Follow me to lands of Snow Leopards.

And so the adventure begins! People going on a vacation may start like this, but things are quite different, challenging and sometime unpleasant, when you have to travel as part of your work. We were going on such a journey to the remote Valley of Terich in the foothills of Terichmir, the highest peak in the Hindukush Mountain range.

The team struggling to make a safe start

The team struggling to make a safe start

View of Tirich Valley

View of Tirich Valley

A distance of 629 Km from Islamabad, took us almost 30 hours,to Terich Valley. Our first destination was SLF regional office Chitral which was at a distance of 440 Km. On Nov 10th, we as a team of four researchers, started our journey and were very excited but soon our excitement changed into worrisome. We received news of snow fall at Lowari Pass, perhaps the only difficulty and adventure one would have before reaching Chitral. Vehicular movement was hampering due to Snow fall at the pass but we reached the top with little difficulty. It was 9 at night, while turning to the north face of mountain, our pickup suddenly slipped to the edge of the narrow road. The driver was quick enough to apply breaks and turn it to the left but the substrate couldn’t support all this and the pickup skidded and parked on oblique angle to the road. We had just made a narrow escape from deathbut it was neither possible nor wise to travel any further without snow chains. So the crew started working on it and after scrambling half an hour in the freezing cold it was done. Until we climbed down in the valley, all of us remained silent while rubbing hands in order to get warmth. After mid night we reached the SLF regional office Chitral.

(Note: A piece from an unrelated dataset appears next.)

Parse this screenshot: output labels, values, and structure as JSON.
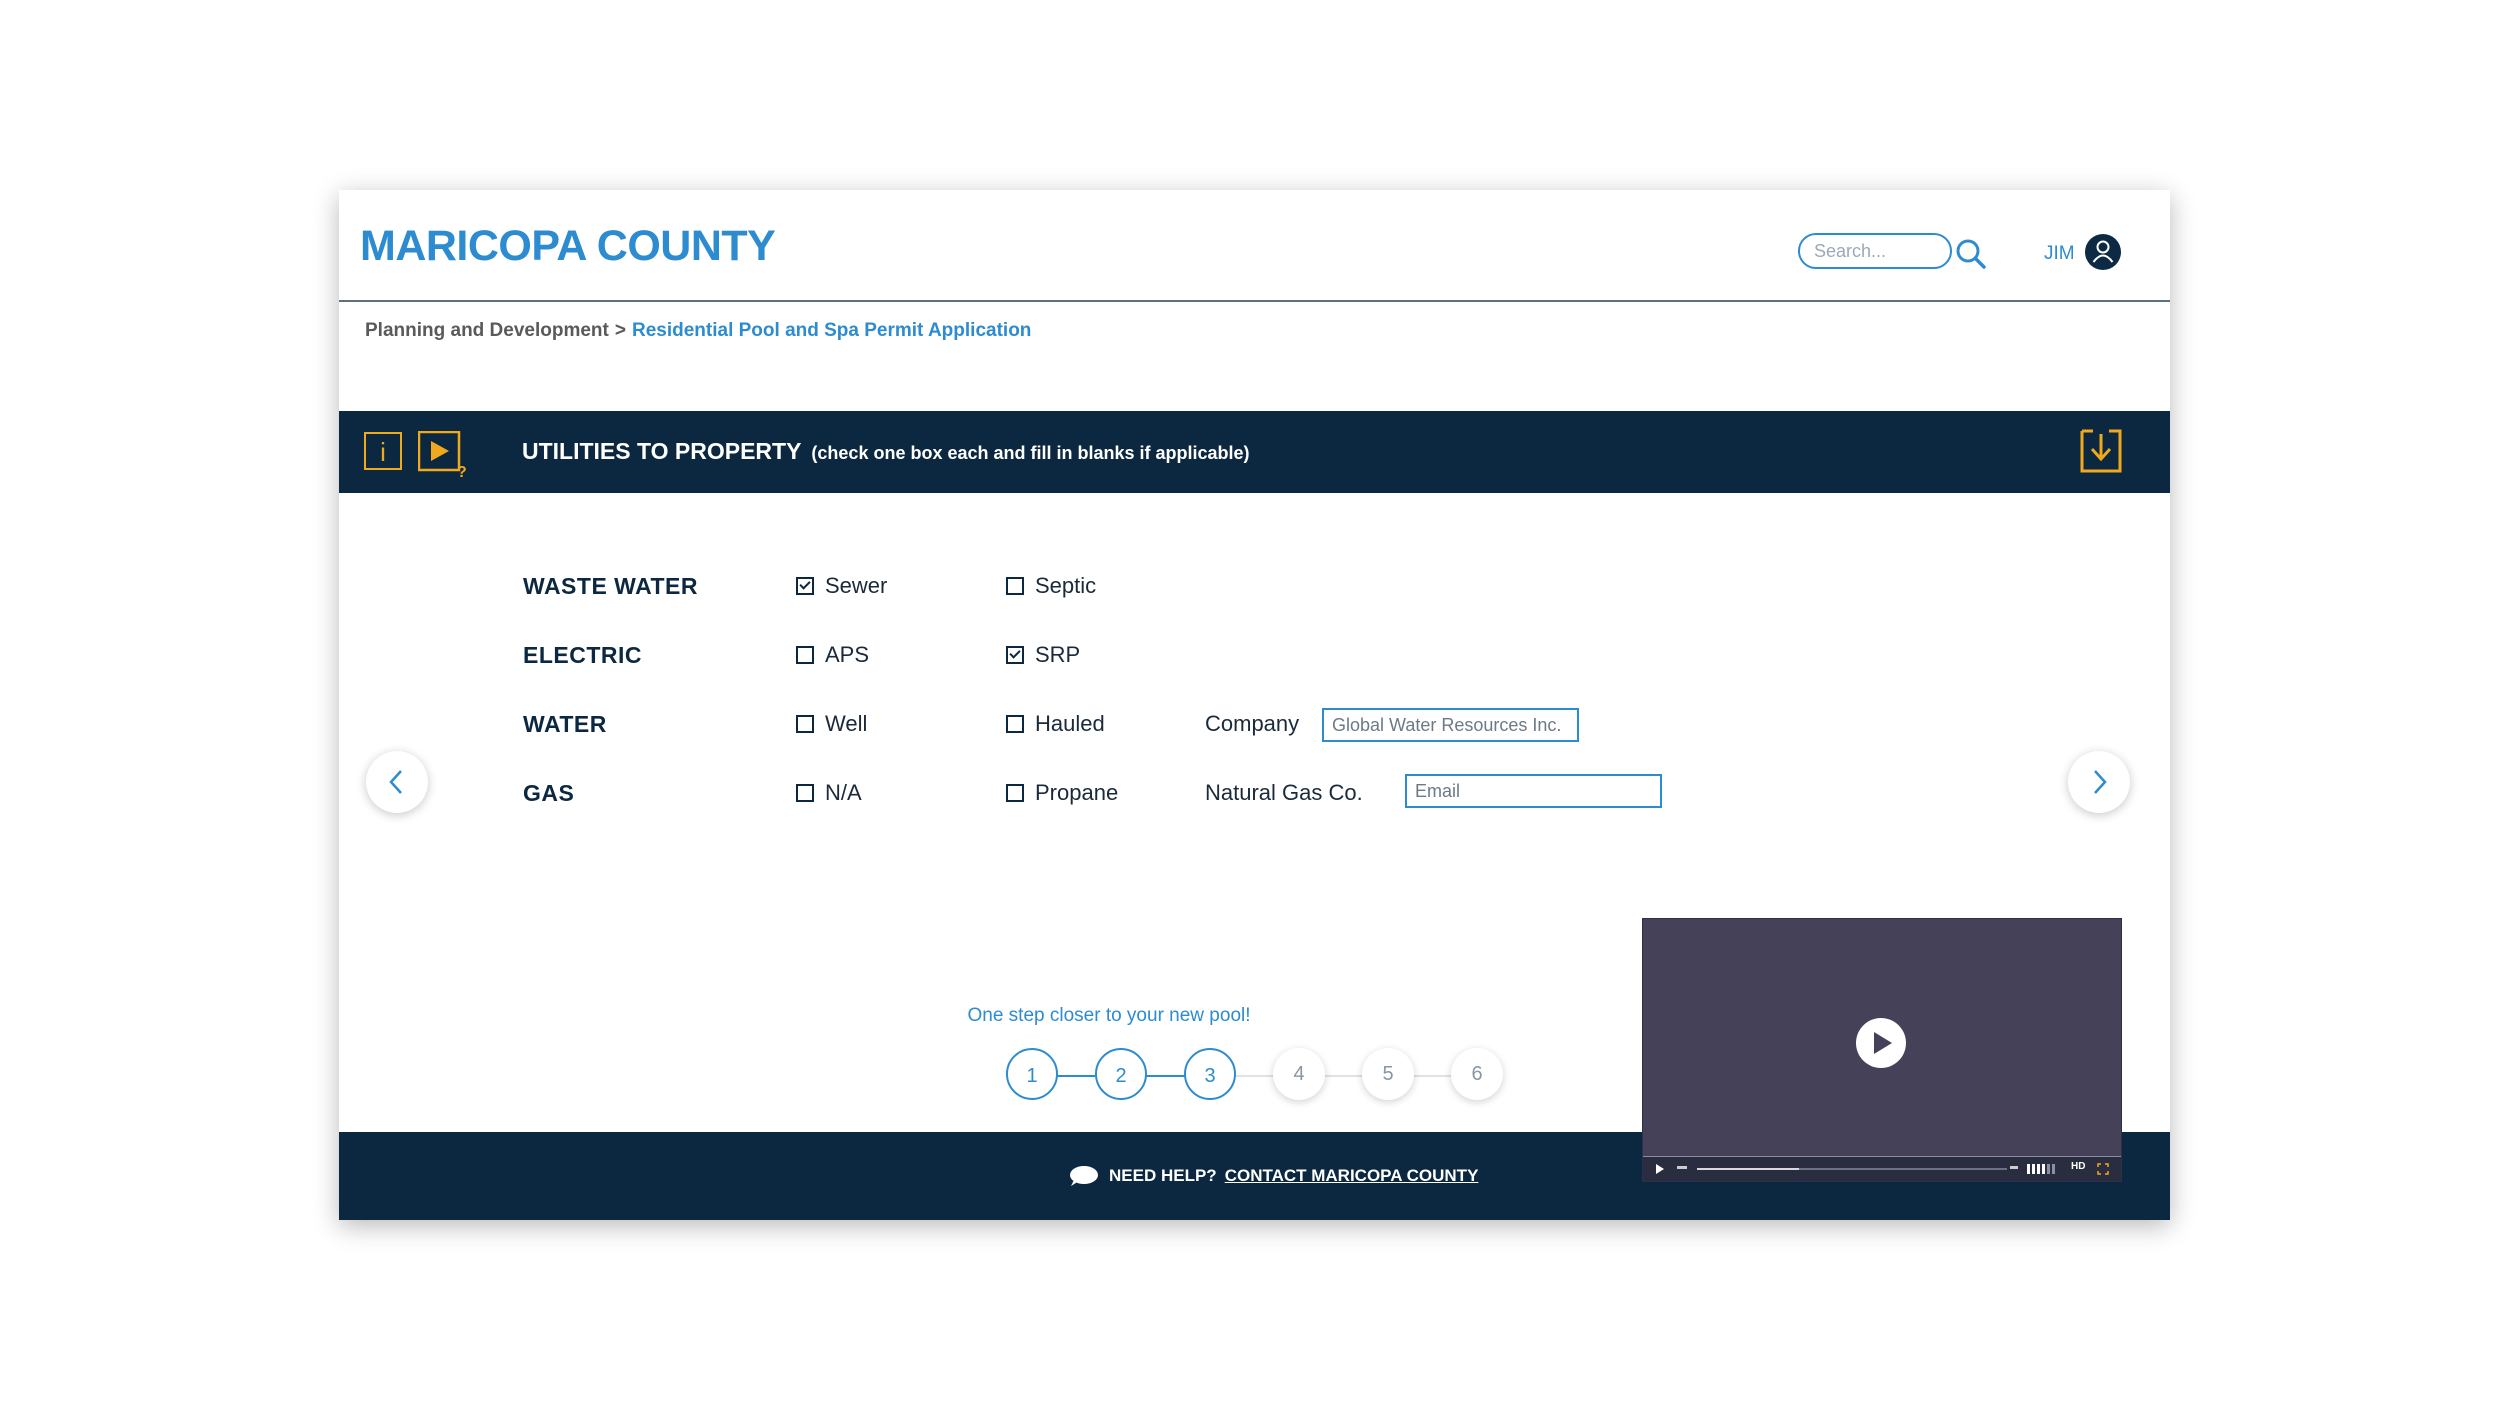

Posing for a photograph, the team is ready to move forward

Posing for a photograph, the team is ready to move forward

The lone camera trap

The lone camera trap

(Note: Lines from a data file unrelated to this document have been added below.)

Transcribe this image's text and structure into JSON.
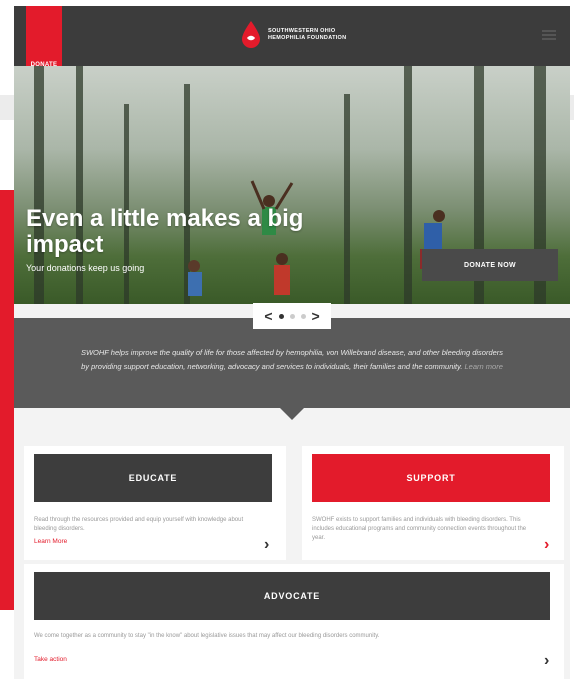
{
  "header": {
    "donate_label": "DONATE",
    "logo_line1": "SOUTHWESTERN OHIO",
    "logo_line2": "HEMOPHILIA FOUNDATION"
  },
  "hero": {
    "title_line1": "Even a little makes a big",
    "title_line2": "impact",
    "subtitle": "Your donations keep us going",
    "button_label": "DONATE NOW"
  },
  "slider": {
    "prev": "<",
    "next": ">"
  },
  "mission": {
    "text": "SWOHF helps improve the quality of life for those affected by hemophilia, von Willebrand disease, and other bleeding disorders by providing support education, networking, advocacy and services to individuals, their families and the community.",
    "learn_more": "Learn more"
  },
  "cards": {
    "educate": {
      "title": "EDUCATE",
      "text": "Read through the resources provided and equip yourself with knowledge about bleeding disorders.",
      "link": "Learn More"
    },
    "support": {
      "title": "SUPPORT",
      "text": "SWOHF exists to support families and individuals with bleeding disorders. This includes educational programs and community connection events throughout the year."
    },
    "advocate": {
      "title": "ADVOCATE",
      "text": "We come together as a community to stay \"in the know\" about legislative issues that may affect our bleeding disorders community.",
      "link": "Take action"
    }
  },
  "colors": {
    "brand_red": "#e31b2b",
    "dark_gray": "#3c3c3c",
    "band_gray": "#5a5a5a"
  }
}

On 12th of Nov the journey again started for a distance of 189 Km (from Chitral to Terich) and the crew doubled. Snow fall started on the midway and get heavier when we entered the valley, thanks to the villagers who came to make our way finally to our basecamp. The basic infrastructure of the valley had just recovered from the summer floods and the following earthquake. It took us one more day to muster up courage and move in the field.

Wildlife research and field activities involve many things others couldn’t imagine, one of them is, associated weather conditions. In Terich Valley we were welcomed by more than 18 inches of snow on the ground. The slopes were very steep. Avalanches and rock fall wasn’t unusual. We were confined to the lower reaches and less dangerous sites by natural conditions. Installation of 28 cameras continued for the next six days by three different teams in different areas of the Valley which were rebaited and taken down following a fixed schedule of 40 days.

Team members trying to acclimatize themselves

Team members trying to acclimatize themselves

After the exhausting field day, everyone gathered around to tell their stories of daily adventures. The stories ranged from where they went, what they did and with whom they interacted. In some cases, they had escaped a rock fall or had stepped into the freezing water underneath the snow. Appropriate guidance and cautionary measures were given by the experienced crew members.

Communities in the remote areas usually have little knowledge or sometimes they are already misinformed about conservation partners and research activities thus have developed sensitivities towards certain things. When someone enters into the community, he might be taken as an antagonist and suddenly, related sensitivities arise. Address such circumstances and people with science and scientific knowledge, because science is convincing”, says Hussain Ali senior research associate who led the team. “And most people have already come across the experience in their lives but they haven’t noticed it. When you refresh their memories with science they accept and believe it”, he elaborated.

After installation of the cameras a three membered team remained in the valley for a period of 52 days gathering information from the locals and monitoring the cameras. Meanwhile a survey of the ungulate population was also conducted using double observer method.The team frequently visited schools and other community gatherings to educate and aware the people about the need of conservation efforts. During the visits many misconceptions about carnivores were dispelled and other conservation related issues were discussed and resolved. During our stay the valley remained disconnected from rest of the district for several days due to frequent blockage of the road from land sliding.

Snow Leopard captured at a camera station

Snow Leopard captured at a camera station

Pug marks of Snow Leopard

Pug marks of Snow Leopard

Despite the troublesome weather conditions which we faced every day in the field, results of the study were encouraging. A number of animals including snow leopard, ibex, wild cat, jackals, fox, cape hare, stone marten and other mammals and birds were recorded in the cameras.  A presentation was also given to villagers about the animals in their area. Many of the people expressed their excitement and joy knowing who else is sharing their backyard. The goals of our visit to the Valley were positively met and it was time to say goodbye to the valley and the villagers.

The unfavorable natural conditions were still chasing us,the only road connecting Chitral was blocked at a distance of 2 Km from our camp and our pickup had been left on the other side of the blockage. So again the villagers came to help us and shifted all our equipment to the pickup. We returned to Chitral on 31st December with everlasting memories. Of course, the best thing about the memories was in their making.